‘The reality is hit and run’ confirms Roy Hilgerink, who is a forestry specialist of the department of Bostoezicht (Forest Control) of Lands Bosbeheer (LBB, National Forestry Department). This department is in charge of supervision, but only has three landrovers. Roads are made in the forest, without any previous recognition. When they happen upon a swamp, the bulldozers just change direction. Sometimes hills must give way. Creeks are filled up, thus causing small artificial lakes, and they in turn are causing parts of the forest to die. ‘That’s a practice I see mainly with Musa’ says Hilgerink, who is showing aerial photographs.
Hilgerink describes the situation of foreign loggers as ‘exploitation’. ‘Those guys get a chainsaw and are left alone in the forest. They level as many trees as they can, because they are payed by the cubic meter. Much of the wood is rejected late.
While a few individuals are getting very rich from these concessions, there is hardly anything flowing into the state’s treasury. Companies are enjoying a ‘tax-break’ of 5 years. And the tax laws themselves are from 1947, completely outdated, certainly when you look at recent hyperinflation. Per log the average ‘retribution’ still is 5 Surinamese guilders, which is about 1 cent today. LBB touched 2.7 million Surinamese guilders last year. ‘You can’t even keep a car on the road from that’ says Hilgerink. He also tells the story of a high government official, who had a side job in lumber trade. There was a proposal to augment retribution to 3 dollars per log – but in his own best interest he put this proposal ‘in his desk drawer’.
Goldmining made the situation critical. Rivers and creeks are being polluted at a high rate. Canadian companies Golden Star and Cambior are working near the village of Nieuw Koffiekamp. In Guyana, Golden Star caused the largest pollution disaster since 20 years. In 1995 all life was extinguished from river Omai, as a result of severe cyanide pollution, following a dam breach.
The gold reserves in Nieuw Koffiekamp are estimated at 2.4 million ounces.

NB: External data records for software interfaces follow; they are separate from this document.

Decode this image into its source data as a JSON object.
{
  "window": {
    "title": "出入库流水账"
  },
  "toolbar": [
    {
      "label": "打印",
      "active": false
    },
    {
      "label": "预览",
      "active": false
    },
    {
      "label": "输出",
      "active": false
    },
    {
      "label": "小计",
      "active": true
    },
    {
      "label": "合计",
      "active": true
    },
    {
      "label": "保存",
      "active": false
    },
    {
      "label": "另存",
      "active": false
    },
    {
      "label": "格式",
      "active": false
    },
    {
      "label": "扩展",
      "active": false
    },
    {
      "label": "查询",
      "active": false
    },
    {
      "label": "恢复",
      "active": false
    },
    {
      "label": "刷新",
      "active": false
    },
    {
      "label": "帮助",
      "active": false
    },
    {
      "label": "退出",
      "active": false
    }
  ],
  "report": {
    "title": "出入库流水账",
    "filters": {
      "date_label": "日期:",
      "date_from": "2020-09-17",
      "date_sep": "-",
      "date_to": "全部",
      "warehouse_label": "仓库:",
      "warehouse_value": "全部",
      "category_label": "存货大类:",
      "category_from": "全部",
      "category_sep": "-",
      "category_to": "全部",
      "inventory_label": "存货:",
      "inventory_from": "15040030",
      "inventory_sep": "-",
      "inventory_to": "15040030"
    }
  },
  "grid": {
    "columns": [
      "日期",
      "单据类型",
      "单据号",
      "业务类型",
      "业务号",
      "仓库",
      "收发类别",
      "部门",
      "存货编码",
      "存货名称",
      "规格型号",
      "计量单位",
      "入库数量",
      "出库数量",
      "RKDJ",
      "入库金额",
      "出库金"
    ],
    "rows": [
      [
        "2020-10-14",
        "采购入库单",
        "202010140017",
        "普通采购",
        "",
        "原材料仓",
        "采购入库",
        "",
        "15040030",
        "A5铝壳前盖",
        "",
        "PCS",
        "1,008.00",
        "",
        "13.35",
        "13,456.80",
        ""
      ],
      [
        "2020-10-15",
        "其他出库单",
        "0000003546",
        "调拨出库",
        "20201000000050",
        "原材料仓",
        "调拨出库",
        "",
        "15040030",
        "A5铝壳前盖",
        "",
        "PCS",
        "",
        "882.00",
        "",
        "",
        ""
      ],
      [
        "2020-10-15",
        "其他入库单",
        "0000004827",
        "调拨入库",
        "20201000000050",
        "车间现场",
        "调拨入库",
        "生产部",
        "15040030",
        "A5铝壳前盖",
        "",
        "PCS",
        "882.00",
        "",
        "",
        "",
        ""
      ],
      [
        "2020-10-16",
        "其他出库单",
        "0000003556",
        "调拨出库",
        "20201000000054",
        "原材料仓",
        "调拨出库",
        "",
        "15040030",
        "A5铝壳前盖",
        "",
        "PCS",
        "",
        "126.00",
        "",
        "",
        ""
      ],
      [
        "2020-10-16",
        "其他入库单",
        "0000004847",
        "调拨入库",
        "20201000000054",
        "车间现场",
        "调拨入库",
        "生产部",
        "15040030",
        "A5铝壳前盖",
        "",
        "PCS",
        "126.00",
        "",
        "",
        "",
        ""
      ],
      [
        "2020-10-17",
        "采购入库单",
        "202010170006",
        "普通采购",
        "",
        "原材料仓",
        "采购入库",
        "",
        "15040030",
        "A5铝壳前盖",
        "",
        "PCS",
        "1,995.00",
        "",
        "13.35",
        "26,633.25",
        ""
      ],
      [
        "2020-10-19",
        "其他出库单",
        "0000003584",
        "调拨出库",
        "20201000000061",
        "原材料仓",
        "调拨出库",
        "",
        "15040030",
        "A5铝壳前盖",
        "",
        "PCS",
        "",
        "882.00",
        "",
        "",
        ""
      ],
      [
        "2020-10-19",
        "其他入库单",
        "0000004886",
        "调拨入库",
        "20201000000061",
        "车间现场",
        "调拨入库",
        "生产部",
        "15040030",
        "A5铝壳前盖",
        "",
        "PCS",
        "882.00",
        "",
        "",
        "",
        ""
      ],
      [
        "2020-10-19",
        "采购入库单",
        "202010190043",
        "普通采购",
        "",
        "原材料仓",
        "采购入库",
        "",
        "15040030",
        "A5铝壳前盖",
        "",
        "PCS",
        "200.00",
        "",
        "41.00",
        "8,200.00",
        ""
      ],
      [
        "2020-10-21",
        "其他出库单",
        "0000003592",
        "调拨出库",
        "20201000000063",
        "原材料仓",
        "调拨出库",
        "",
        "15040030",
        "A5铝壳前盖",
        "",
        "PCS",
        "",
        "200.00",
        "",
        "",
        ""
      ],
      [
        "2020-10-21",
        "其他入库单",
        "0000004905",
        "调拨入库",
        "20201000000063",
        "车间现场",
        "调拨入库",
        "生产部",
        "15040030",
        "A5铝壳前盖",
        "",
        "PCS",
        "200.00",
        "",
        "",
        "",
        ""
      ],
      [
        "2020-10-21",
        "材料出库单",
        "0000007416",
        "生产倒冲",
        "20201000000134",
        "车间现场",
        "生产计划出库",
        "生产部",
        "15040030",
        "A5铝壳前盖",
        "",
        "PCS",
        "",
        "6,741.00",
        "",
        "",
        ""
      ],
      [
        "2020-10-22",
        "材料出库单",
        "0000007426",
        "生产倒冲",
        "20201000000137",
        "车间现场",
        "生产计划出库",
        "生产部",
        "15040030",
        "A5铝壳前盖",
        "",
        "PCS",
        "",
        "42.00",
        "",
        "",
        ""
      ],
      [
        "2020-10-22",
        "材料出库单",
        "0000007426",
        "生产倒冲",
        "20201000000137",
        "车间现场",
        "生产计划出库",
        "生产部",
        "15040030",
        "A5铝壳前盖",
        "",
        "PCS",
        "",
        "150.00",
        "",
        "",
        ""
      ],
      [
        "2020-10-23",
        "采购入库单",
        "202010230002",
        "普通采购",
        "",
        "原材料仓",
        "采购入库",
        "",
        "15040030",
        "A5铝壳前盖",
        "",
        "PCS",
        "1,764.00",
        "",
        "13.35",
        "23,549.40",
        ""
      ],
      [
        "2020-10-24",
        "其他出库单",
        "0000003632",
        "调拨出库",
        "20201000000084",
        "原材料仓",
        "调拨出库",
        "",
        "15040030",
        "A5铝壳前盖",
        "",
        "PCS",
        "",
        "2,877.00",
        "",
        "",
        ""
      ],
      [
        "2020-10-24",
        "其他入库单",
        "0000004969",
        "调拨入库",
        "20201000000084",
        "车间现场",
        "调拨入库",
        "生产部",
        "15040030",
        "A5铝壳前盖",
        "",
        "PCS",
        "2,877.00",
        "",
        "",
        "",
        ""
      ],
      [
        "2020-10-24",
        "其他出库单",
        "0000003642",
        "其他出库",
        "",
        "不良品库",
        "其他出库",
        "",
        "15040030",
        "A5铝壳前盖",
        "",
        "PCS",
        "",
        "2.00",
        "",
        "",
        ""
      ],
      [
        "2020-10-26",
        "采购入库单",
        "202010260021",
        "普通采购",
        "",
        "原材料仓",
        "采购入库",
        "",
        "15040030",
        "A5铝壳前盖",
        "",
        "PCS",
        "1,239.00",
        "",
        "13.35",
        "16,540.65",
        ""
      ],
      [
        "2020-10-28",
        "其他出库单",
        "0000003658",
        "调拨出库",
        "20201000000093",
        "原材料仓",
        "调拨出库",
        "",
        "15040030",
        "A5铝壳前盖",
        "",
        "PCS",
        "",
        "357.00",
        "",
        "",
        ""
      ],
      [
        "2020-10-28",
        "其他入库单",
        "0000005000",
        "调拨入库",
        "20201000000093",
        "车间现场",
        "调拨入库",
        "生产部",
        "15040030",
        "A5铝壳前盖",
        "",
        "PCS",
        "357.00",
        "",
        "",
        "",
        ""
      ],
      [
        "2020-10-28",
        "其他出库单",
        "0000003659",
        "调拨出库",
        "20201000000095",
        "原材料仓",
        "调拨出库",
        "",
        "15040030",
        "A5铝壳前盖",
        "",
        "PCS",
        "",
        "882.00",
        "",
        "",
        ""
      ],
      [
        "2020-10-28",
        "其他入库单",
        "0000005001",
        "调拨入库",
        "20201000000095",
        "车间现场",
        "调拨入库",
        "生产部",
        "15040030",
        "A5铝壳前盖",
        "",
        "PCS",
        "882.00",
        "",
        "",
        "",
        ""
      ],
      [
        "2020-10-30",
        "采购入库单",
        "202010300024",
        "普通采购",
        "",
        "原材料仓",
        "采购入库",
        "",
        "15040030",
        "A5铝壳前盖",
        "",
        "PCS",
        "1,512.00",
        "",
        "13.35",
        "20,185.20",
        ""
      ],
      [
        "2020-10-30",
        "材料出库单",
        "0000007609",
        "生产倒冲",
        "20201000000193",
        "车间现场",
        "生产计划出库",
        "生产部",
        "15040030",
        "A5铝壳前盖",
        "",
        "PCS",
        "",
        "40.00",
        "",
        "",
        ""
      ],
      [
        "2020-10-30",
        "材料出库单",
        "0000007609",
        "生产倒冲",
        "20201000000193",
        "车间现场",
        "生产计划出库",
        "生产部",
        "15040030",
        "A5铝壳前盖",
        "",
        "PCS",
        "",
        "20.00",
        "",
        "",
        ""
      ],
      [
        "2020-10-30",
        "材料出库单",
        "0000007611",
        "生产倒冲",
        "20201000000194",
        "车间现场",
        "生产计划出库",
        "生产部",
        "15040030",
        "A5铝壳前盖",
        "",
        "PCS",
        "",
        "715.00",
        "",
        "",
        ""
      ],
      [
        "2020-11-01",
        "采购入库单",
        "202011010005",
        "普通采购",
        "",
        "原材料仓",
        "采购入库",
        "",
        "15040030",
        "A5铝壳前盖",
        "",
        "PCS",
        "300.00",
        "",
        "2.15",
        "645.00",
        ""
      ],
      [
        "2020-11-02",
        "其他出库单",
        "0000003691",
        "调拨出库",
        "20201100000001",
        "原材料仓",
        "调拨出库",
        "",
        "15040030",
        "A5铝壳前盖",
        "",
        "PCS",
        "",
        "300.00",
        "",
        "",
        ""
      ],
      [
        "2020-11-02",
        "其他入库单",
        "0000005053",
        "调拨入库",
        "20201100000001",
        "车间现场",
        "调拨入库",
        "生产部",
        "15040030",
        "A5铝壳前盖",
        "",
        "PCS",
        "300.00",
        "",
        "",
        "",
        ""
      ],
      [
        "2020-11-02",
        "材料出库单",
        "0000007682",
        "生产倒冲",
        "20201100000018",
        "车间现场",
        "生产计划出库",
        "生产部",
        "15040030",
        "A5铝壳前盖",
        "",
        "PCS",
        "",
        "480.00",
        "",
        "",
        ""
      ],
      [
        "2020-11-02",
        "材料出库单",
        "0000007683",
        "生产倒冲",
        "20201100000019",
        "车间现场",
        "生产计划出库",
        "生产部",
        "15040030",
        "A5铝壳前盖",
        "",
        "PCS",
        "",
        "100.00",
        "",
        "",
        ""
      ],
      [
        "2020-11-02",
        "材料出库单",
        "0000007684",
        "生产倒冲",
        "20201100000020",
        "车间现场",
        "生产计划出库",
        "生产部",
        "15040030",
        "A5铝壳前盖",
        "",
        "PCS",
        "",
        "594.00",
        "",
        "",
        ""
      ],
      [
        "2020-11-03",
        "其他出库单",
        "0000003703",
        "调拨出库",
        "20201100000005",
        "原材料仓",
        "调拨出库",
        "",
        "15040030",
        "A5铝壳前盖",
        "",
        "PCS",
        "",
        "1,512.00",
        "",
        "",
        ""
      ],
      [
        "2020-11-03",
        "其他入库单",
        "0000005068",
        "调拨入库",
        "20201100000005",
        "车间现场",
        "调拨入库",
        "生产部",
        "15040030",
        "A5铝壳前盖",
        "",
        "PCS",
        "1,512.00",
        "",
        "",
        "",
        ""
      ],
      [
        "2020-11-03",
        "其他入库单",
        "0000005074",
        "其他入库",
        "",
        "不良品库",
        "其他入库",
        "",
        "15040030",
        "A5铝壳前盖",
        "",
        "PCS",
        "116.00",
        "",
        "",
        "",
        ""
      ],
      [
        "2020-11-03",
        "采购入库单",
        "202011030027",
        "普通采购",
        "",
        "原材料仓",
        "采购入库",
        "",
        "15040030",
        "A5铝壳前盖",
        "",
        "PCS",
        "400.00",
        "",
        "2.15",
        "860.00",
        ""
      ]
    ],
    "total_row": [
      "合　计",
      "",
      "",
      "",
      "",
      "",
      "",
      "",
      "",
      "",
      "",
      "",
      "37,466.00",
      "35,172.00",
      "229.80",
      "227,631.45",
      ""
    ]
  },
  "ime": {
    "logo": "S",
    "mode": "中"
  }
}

Just like anywhere, local land rights are ignored and the population is kept out by armed people.
There are thousands of ‘garimpeiros’ in the interior at the moment. There is ‘no supervision at all’ on the working methods of these Brazilian goldminers. ‘These individual goldminers cause an ecological disaster’ says Hilgerink. ‘I am not an expert where mining is concerned, but when you see all these discoloured rivers from the air, you know something is terribly wrong. And thanks to the roads of the logging companies, the forest is conveniently opened up for these goldminers.’
In Guyana and Brazil the army chases the garimpeiros out, but in Suriname they can ‘do as they please’, just like the loggers. Moreover, in the Marowijne area, in Eastern Suriname, which probably holds the largests gold reserves, the military are involved in mining. This territory of the Aukaner Maroons (Ndyuka) is known as ‘gold, coke and many cases of malaria’.
Desi Bouterse reassured the population of the interior during his election campaign in 1996: the NDP would put a halt to the sale of the forest. They all credulously voted for the NDP.
Now it turns out that Bouterse is the sly fox, preaching Passion. On a regular basis the interior receives tools, cassava graters, outboard engines, electricity generators and telecommunication posts. ‘But those are all sops’ says Hugo Jabini (35), president of the NDP-branch in the Boven-Suriname region. ‘In the meantime, billions of Suriname guilders worth are taken out of the forest, and perhaps just 20 Maroons get a job there, at a meager wage.’
Source: http://www.wrm .org.uy/bulletin/12/Suriname.html
Tagged: Amazone, Canada, China, Culture, Dutch Guyana, Exploitation, Gold Mining, Human Rights, Iwan Brave, Krutu, Logging Concessions, Mining Concessions, Nature, People, Pikin Slee, Politics, Pollution, Rain Forest, Saramacca, Suriname